*** Opening of THE DATA ***

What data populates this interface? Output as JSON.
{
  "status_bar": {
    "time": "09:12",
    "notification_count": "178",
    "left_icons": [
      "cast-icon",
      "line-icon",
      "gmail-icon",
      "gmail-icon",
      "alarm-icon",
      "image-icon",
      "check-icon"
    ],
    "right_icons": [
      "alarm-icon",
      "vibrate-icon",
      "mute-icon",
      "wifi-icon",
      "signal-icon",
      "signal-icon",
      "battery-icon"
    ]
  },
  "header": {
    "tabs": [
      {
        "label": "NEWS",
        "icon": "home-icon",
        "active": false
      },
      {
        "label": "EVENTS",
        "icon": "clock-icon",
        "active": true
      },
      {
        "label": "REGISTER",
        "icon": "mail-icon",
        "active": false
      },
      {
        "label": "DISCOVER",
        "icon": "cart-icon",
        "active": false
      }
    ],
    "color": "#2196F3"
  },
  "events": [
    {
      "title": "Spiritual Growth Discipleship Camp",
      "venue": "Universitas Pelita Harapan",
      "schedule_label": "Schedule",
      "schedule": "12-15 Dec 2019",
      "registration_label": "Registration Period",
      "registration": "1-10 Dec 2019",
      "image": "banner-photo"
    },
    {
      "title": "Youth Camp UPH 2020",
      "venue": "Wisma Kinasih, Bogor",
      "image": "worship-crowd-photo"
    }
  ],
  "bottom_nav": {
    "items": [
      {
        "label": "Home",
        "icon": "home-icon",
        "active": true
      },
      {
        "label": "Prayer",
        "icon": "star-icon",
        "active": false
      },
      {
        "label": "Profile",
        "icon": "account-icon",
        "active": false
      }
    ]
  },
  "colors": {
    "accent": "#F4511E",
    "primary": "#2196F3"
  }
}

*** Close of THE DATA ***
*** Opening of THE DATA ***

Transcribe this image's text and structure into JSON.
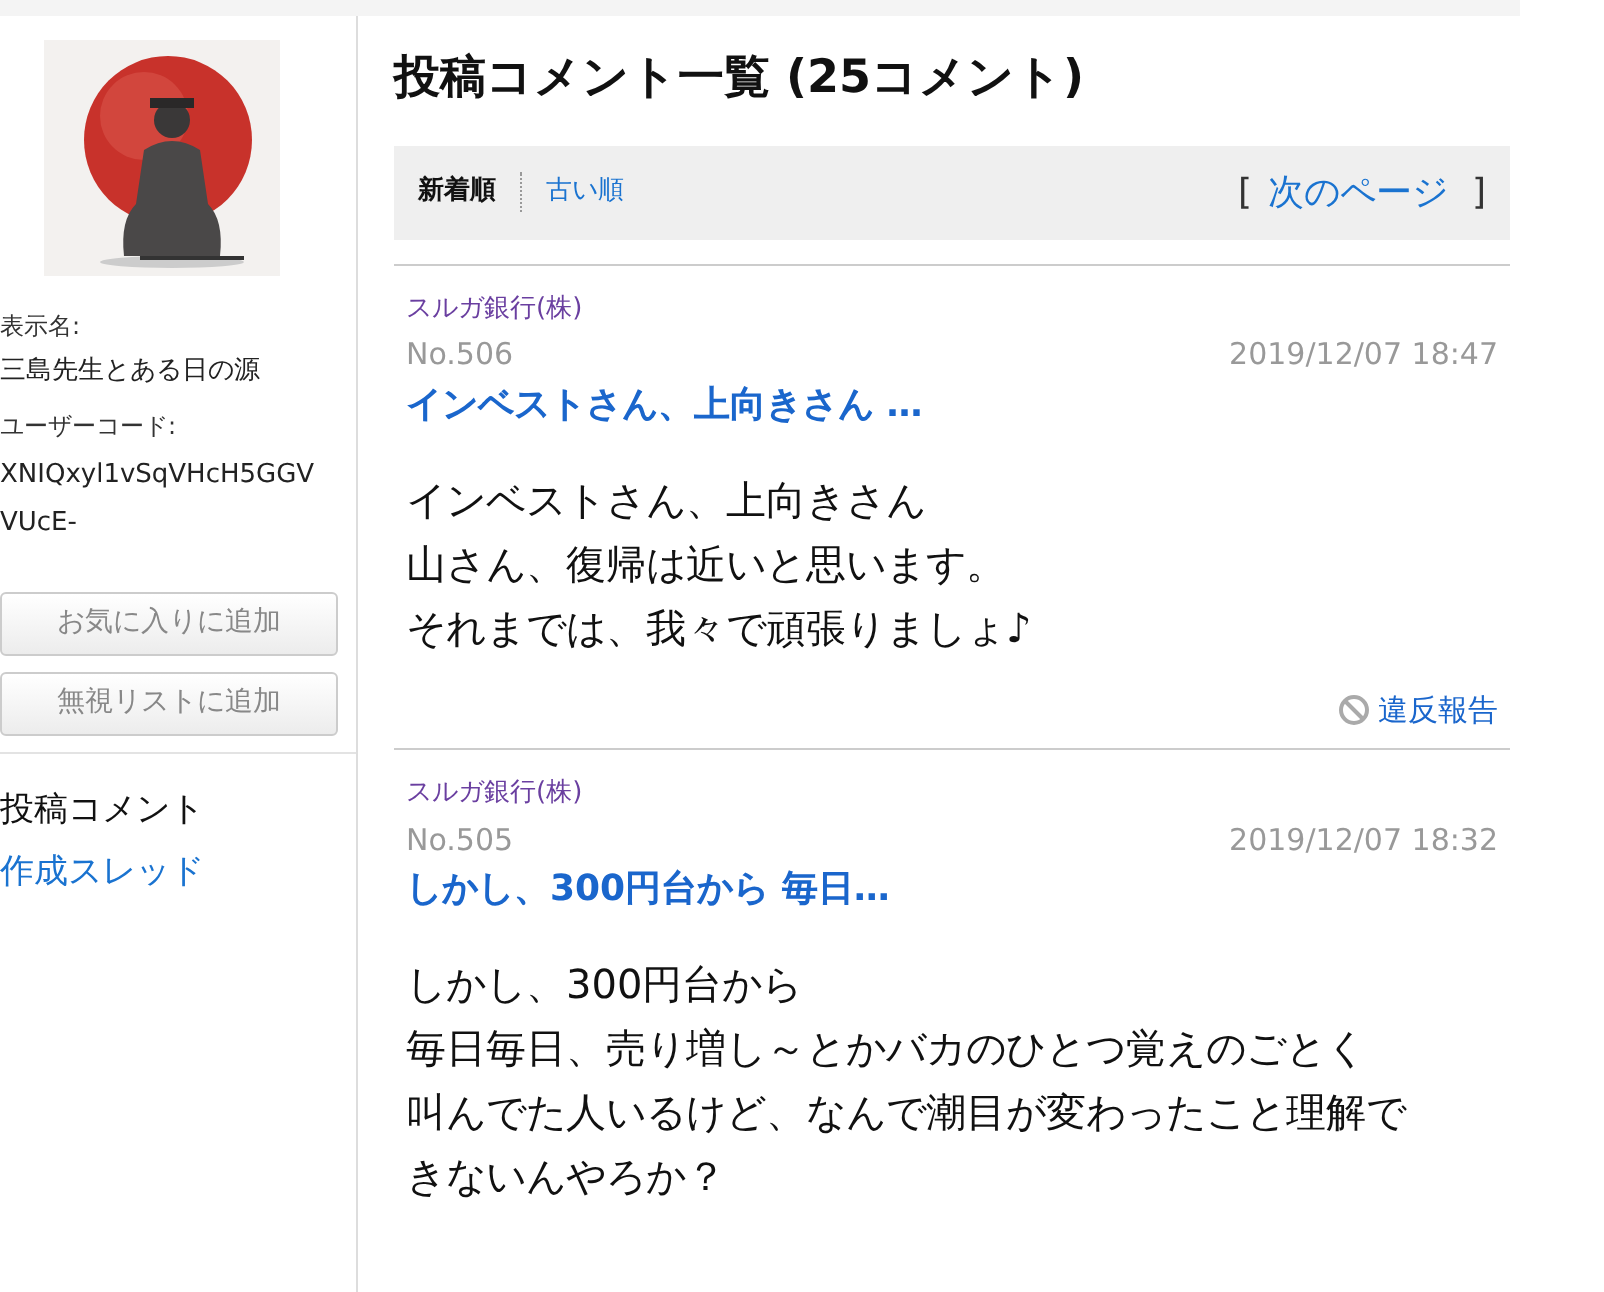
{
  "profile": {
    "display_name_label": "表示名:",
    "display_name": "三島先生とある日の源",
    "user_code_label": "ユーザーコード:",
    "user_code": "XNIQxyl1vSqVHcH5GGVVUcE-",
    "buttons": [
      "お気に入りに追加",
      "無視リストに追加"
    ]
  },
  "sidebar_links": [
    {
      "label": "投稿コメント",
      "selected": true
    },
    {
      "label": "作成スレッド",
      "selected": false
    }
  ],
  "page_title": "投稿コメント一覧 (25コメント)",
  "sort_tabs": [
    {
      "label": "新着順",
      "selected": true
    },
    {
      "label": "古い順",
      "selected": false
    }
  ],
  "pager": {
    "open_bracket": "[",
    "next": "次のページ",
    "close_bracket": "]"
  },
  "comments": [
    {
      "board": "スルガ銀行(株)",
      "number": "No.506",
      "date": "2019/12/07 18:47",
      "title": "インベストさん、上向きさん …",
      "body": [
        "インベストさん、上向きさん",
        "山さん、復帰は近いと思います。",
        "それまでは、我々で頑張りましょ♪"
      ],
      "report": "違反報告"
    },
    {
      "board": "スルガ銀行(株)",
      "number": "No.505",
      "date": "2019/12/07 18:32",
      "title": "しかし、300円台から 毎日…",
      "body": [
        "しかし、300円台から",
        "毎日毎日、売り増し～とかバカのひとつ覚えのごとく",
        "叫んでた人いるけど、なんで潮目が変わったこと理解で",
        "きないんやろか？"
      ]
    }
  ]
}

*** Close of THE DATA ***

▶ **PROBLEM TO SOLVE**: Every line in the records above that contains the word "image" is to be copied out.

▶ **EXPECTED OUTPUT**:
      "image-icon",
      "image": "banner-photo"
      "image": "worship-crowd-photo"
Transcribe this image's text and structure into JSON.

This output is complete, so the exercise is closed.